Disparities highlighted

The pandemic has exacerbated disparities that existed before, said Becky Price, a nurse navigator with Compass Oncology.

Some cancer patients grapple with financial hardship because they can’t work during treatment for fear of catching COVID-19 and developing complications.

Meanwhile, other women have delayed breast cancer screenings, even though early detection is key to survival.

“Patients were too scared to go into a clinic,” Price said.

While the pandemic has complicated James and Cianni’s battles against breast cancer, they both feel they’ve kept a positive outlook.

“It’s made me appreciate life a whole lot more,” Cianni said. “You never know when something like this is going to come at you.”

Last month, friends organized a drive-by parade for James, which Cianni attended and The Columbian covered. James said people read the story in Turkey, Italy and Germany and contacted her.

James said she’s not good at accepting help because she doesn’t want pity, but she has learned to lean on others.
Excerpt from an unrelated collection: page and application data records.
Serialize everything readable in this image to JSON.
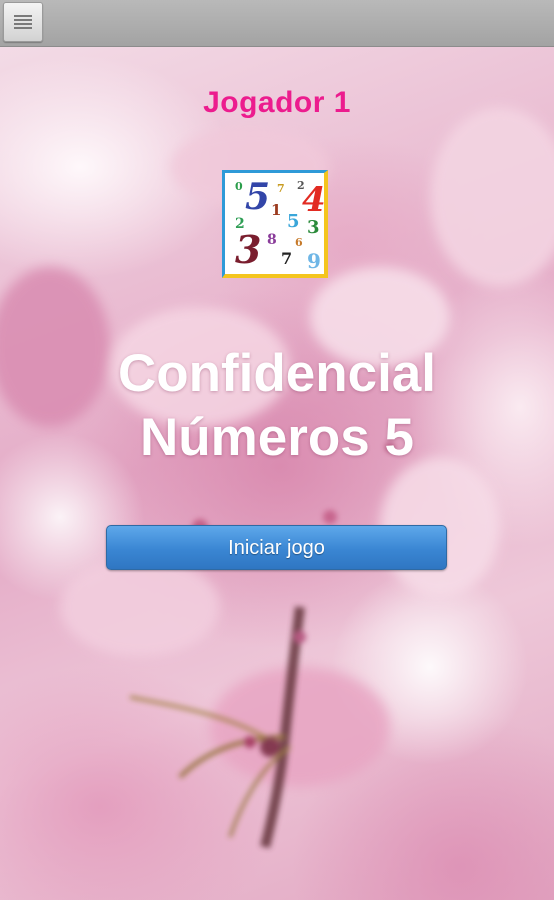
{
  "topbar": {
    "menu_icon": "hamburger-menu-icon"
  },
  "main": {
    "player_label": "Jogador 1",
    "title_line1": "Confidencial",
    "title_line2": "Números 5",
    "start_button_label": "Iniciar jogo"
  },
  "logo": {
    "digits": [
      "0",
      "5",
      "1",
      "7",
      "2",
      "4",
      "2",
      "5",
      "3",
      "3",
      "8",
      "6",
      "7",
      "9"
    ]
  },
  "colors": {
    "player_label": "#ec1c8e",
    "button": "#3a86d3",
    "topbar": "#aeaeae",
    "logo_border_blue": "#2e9ad8",
    "logo_border_yellow": "#f4c51e"
  }
}
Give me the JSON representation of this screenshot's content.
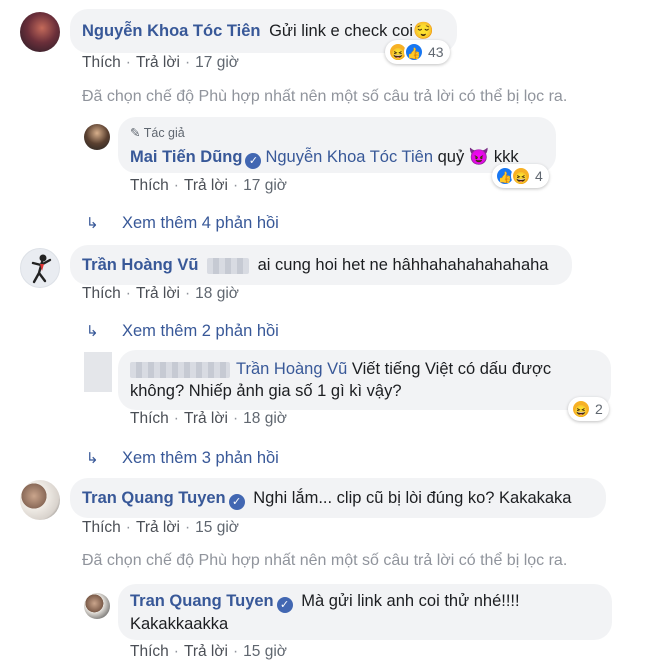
{
  "colors": {
    "link": "#385898",
    "bubble": "#f2f3f5",
    "meta": "#606770",
    "notice": "#90949c"
  },
  "actions": {
    "like": "Thích",
    "reply": "Trả lời",
    "sep": "·"
  },
  "notice": "Đã chọn chế độ Phù hợp nhất nên một số câu trả lời có thể bị lọc ra.",
  "comments": [
    {
      "name": "Nguyễn Khoa Tóc Tiên",
      "text": "Gửi link e check coi😌",
      "time": "17 giờ",
      "reactions": {
        "icons": [
          "haha-icon",
          "like-icon"
        ],
        "count": "43"
      },
      "replies": [
        {
          "author_tag": "Tác giả",
          "name": "Mai Tiến Dũng",
          "verified": true,
          "mention": "Nguyễn Khoa Tóc Tiên",
          "text": "quỷ 😈 kkk",
          "time": "17 giờ",
          "reactions": {
            "icons": [
              "like-icon",
              "haha-icon"
            ],
            "count": "4"
          }
        }
      ],
      "more_replies": "Xem thêm 4 phản hồi"
    },
    {
      "name": "Trần Hoàng Vũ",
      "text": "ai cung hoi het ne hâhhahahahahahaha",
      "time": "18 giờ",
      "more_replies": "Xem thêm 2 phản hồi",
      "replies": [
        {
          "mention": "Trần Hoàng Vũ",
          "text_line1": "Viết tiếng Việt có dấu được",
          "text_line2": "không? Nhiếp ảnh gia số 1 gì kì vậy?",
          "time": "18 giờ",
          "reactions": {
            "icons": [
              "haha-icon"
            ],
            "count": "2"
          }
        }
      ],
      "more_replies_2": "Xem thêm 3 phản hồi"
    },
    {
      "name": "Tran Quang Tuyen",
      "verified": true,
      "text": "Nghi lắm... clip cũ bị lòi đúng ko? Kakakaka",
      "time": "15 giờ",
      "replies": [
        {
          "name": "Tran Quang Tuyen",
          "verified": true,
          "text_line1": "Mà gửi link anh coi thử nhé!!!!",
          "text_line2": "Kakakkaakka",
          "time": "15 giờ"
        }
      ]
    }
  ]
}
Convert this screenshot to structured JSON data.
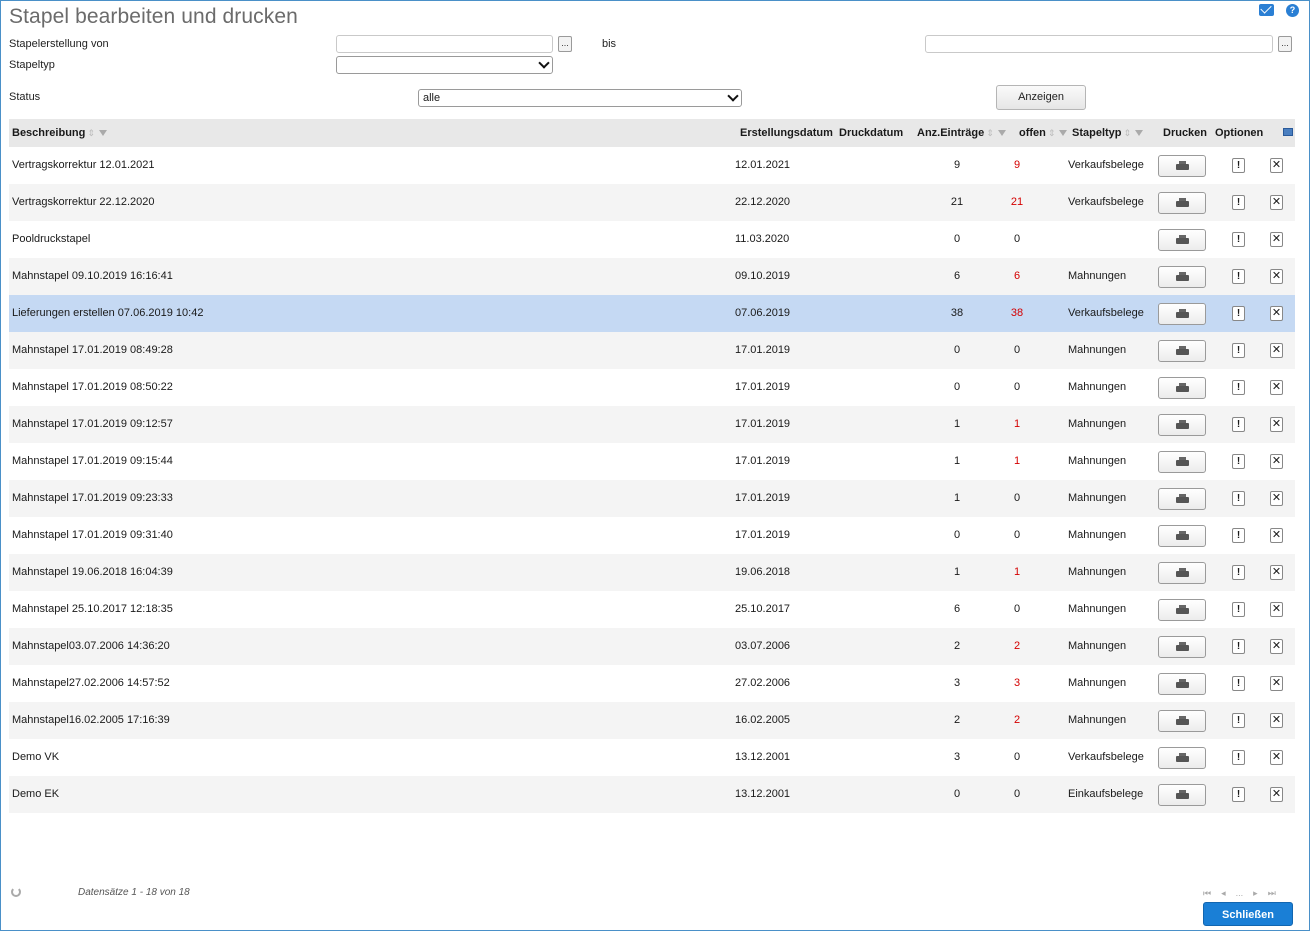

She has also learned more about herself: “I’m stronger than I thought I was.”

Columbian staff writer